**What needs to be done:** Print all of the data exactly as written.

**Provided records:**
○ ○ ○ ○ ○ ○ ○

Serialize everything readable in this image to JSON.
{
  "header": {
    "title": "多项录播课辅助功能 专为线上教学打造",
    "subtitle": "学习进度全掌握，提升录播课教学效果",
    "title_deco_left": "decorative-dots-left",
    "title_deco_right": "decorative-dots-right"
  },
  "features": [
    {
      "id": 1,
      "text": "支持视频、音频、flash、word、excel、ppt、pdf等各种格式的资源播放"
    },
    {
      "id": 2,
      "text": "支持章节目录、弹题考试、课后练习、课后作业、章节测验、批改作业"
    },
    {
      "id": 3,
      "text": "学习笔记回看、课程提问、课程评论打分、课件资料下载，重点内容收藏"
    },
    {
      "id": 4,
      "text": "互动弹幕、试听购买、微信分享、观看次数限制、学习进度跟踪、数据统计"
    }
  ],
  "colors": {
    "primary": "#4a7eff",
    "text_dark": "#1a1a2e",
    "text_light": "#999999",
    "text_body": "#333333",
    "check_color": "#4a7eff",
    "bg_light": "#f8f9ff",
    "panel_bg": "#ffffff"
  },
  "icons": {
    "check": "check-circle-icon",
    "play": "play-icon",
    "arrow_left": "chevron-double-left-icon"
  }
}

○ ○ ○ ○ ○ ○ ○

**Written answer:**
Serialize everything readable in this image to JSON.
{
  "header": {
    "title": "多项录播课辅助功能 专为线上教学打造",
    "subtitle": "学习进度全掌握，提升录播课教学效果",
    "title_deco_left": "decorative-dots-left",
    "title_deco_right": "decorative-dots-right"
  },
  "features": [
    {
      "id": 1,
      "text": "支持视频、音频、flash、word、excel、ppt、pdf等各种格式的资源播放"
    },
    {
      "id": 2,
      "text": "支持章节目录、弹题考试、课后练习、课后作业、章节测验、批改作业"
    },
    {
      "id": 3,
      "text": "学习笔记回看、课程提问、课程评论打分、课件资料下载，重点内容收藏"
    },
    {
      "id": 4,
      "text": "互动弹幕、试听购买、微信分享、观看次数限制、学习进度跟踪、数据统计"
    }
  ],
  "colors": {
    "primary": "#4a7eff",
    "text_dark": "#1a1a2e",
    "text_light": "#999999",
    "text_body": "#333333",
    "check_color": "#4a7eff",
    "bg_light": "#f8f9ff",
    "panel_bg": "#ffffff"
  },
  "icons": {
    "check": "check-circle-icon",
    "play": "play-icon",
    "arrow_left": "chevron-double-left-icon"
  }
}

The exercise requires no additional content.